The Schwarzenegger budget

An expert isn’t impressed.

My colleague Dan Mitchell, who has been paying expert attention to the California budgetary and policy scene for two decades from his perch at the Anderson School, is even less enthusiastic than Mike O’Hare about the Gubernator’s latest proposals:

Preliminary remarks on the governor’s proposed budget for 2006-07.

Dan Mitchell

*The proposed budget is still running a deficit (revenues < expenditures).

*The nominal deficit is over $6 billion but this includes repaying some earlier debt.

*Dropping the debt repayment out of the expenditures cuts the deficit to $4.7 billion (more than last year’s deficit). It is likely that the Legislature, seeing debt repayment int he proposal, will spend more and repay less. So unless there is a new blast of unanticipated revenue, the deficit is likely to be higher than $4.7 billion.

*If the debt repayment is in fact made as proposed, state “reserves” drop from $6.5 billion to about $1 billion – which isn’t a big cushion for a general fund whose expenditures are approaching $100 billion. Note that the only reason the state has “reserves” is that it borrowed the money under Props 57 and 58.

*UC gets about $3 billion from the general fund under the proposal (which is less than it got at the peak before the state got into its budget crisis). Of this, $75 billion is to “backfill” (compensate) UC for a proposed tuition freeze (which appears to cover not only undergrads but also grads and professional degrees). Freezing tuition now means at some point in the future (maybe the year after the election), bigger tuition increases will be needed. If granted then, there will be squawks and resistance. If not granted, the University will be further damaged.

*A footnote on page 105 of the budget summary indicates that while UC was supposed to have enrollment of 205,976 in 2005-06, it actually had 201,621. Look for problems about this matter, particularly from the Leg Analyst. (The 201,621 figure is below what it was two years earlier.)

*Prior to being a candidate for governor, the governor sponsored Prop 49 earmarking certain monies by formula for afterschool activities in K-12. Prop 49 now cuts in under the formula. Excluding its expenditure, K-12 will get about a 10% increase in funding from the general fund. Some of this is repayment of past underfunding under Prop 98. Although the school establishment has been making nice remarks lately, there may be pressure to raise the amount of repayment.

*There has been much in the media about the governor’s infrastructure proposals. Note that the general fund has only a minor role in infrastructure. However, it has been draining monies out of infrastructure in recent years by borrowing from transportation funds. However, the really big bucks that have been talked about will come from other sources.
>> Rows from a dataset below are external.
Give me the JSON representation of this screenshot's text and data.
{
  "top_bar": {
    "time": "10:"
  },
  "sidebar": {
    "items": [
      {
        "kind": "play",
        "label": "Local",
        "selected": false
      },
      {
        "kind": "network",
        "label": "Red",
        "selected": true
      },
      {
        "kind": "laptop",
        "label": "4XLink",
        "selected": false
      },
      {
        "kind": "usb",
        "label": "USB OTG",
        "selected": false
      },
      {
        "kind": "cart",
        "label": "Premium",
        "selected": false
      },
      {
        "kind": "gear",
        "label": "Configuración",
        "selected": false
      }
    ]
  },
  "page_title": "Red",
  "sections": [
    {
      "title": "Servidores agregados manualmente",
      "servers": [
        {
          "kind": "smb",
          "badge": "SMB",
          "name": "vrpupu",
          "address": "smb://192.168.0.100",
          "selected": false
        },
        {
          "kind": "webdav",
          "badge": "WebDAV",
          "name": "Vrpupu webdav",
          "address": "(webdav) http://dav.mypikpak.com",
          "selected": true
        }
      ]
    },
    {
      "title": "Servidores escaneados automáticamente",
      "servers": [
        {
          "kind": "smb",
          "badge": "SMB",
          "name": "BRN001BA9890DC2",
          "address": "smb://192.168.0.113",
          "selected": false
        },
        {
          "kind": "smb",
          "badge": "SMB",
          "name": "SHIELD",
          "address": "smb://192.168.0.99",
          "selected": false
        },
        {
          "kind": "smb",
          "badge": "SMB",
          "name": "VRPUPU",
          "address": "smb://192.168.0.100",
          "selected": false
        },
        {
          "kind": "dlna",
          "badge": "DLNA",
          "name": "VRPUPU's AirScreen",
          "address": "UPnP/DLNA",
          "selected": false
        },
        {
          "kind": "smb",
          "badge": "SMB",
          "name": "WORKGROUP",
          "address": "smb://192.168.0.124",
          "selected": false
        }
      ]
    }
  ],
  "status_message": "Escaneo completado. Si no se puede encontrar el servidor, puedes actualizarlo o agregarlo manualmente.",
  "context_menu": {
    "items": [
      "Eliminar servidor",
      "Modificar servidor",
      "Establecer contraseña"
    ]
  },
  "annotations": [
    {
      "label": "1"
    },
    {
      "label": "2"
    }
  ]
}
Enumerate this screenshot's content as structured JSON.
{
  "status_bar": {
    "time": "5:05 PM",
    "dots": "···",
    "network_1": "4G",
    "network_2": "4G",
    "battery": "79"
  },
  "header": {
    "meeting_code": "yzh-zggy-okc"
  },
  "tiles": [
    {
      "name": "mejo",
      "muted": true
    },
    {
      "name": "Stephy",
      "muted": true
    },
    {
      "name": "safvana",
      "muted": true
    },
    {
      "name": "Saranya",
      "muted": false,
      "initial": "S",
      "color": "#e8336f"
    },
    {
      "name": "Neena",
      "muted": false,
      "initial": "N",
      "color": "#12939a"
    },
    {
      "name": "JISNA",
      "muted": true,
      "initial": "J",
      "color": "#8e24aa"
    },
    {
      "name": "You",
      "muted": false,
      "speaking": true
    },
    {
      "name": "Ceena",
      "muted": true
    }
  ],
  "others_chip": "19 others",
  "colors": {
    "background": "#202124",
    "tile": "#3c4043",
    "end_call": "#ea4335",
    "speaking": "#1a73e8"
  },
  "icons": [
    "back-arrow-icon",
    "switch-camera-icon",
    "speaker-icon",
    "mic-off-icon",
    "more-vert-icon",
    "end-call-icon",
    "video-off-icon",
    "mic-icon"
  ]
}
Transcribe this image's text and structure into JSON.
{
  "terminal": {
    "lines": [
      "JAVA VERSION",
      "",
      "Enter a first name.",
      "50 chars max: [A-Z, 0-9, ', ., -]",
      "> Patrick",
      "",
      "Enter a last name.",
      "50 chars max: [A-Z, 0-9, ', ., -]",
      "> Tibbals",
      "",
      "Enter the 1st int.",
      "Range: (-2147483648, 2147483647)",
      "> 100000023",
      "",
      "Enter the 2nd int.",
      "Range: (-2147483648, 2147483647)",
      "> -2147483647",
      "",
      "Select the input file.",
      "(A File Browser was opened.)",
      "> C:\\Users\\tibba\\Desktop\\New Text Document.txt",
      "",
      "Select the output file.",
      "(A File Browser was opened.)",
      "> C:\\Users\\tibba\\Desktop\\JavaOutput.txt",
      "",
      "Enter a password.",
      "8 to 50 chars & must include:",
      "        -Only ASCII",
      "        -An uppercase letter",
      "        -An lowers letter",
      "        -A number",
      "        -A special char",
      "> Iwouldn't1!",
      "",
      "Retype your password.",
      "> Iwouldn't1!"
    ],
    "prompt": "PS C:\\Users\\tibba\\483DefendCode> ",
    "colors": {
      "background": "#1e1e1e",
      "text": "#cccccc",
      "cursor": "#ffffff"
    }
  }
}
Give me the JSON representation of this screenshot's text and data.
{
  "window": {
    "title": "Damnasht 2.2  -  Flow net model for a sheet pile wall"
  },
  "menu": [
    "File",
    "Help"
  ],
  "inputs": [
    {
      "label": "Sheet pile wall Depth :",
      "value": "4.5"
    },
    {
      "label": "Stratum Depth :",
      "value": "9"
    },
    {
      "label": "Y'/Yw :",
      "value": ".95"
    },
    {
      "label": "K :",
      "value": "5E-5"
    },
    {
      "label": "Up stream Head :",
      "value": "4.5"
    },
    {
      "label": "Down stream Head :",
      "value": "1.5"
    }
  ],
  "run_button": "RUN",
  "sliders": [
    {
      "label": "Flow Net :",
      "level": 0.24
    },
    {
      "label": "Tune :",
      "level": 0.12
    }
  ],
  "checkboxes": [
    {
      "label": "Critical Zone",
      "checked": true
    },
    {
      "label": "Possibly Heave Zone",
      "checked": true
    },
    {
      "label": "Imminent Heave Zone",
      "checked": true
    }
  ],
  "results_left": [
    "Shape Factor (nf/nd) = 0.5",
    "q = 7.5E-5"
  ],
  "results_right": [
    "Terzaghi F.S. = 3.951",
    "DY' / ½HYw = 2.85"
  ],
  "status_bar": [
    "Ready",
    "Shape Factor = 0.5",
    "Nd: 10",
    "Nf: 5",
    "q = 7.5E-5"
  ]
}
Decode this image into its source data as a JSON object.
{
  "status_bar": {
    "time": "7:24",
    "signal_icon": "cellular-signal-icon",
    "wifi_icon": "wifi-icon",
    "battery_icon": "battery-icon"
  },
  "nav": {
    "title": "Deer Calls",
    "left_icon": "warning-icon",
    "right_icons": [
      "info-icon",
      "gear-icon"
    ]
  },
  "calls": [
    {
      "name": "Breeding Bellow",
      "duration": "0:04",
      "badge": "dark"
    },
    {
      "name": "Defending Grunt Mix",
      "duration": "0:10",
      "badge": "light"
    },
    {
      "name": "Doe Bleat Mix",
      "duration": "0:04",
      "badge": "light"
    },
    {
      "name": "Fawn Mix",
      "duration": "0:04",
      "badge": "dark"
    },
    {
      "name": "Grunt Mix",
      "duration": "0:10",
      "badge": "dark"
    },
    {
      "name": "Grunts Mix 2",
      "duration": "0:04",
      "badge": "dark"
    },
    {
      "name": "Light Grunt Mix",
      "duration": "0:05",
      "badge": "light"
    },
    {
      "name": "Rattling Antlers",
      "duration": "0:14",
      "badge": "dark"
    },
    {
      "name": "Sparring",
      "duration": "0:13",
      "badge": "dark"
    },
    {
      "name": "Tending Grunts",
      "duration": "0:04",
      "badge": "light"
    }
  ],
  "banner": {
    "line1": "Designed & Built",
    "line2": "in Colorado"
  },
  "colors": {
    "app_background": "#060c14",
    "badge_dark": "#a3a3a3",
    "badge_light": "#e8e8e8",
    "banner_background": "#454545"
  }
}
Editorial comment: Oddly, raising the gasoline tax is off the table apparently. I say “oddly” because raising the gasoline tax and earmarking it for roads and freeways is what created the Calif. freeway system, thanks to Gov. Earl Warren in 1947. The US as a whole then took the Calif. model and did the same thing in 1956 to create the interstate highway system. There is much to commend the gas tax. It is a user fee that tends to be more costly to drivers of big heavy gas guzzlers (which wear roads more) and to those who drive at peak congested hours (thereby experiencing lower gas mileage and contributing to the congestion). It generally pushes toward conservation. You can stick a toll road here or there but given the current setup, a serious infrastructure proposal should include an earmarked gas tax increase.

Footnote I’m told that the budget includes funding for not one but two new prisons, in a state that already keeps 166,000 people behind bars but doesn’t bother to pursue people who abscond from probation. No doubt the California Correctional Peace Officers Association — the corrupt union of the overpaid and brutal prison guards, affectionately known as “dementors” — will be pleased. Potential crime victims shouldn’t be.

Author: Mark Kleiman

Professor of Public Policy at the NYU Marron Institute for Urban Management and editor of the Journal of Drug Policy Analysis. Teaches about the methods of policy analysis about drug abuse control and crime control policy, working out the implications of two principles: that swift and certain sanctions don't have to be severe to be effective, and that well-designed threats usually don't have to be carried out. Books: Drugs and Drug Policy: What Everyone Needs to Know (with Jonathan Caulkins and Angela Hawken) When Brute Force Fails: How to Have Less Crime and Less Punishment (Princeton, 2009; named one of the "books of the year" by The Economist Against Excess: Drug Policy for Results (Basic, 1993) Marijuana: Costs of Abuse, Costs of Control (Greenwood, 1989) UCLA Homepage Curriculum Vitae Contact: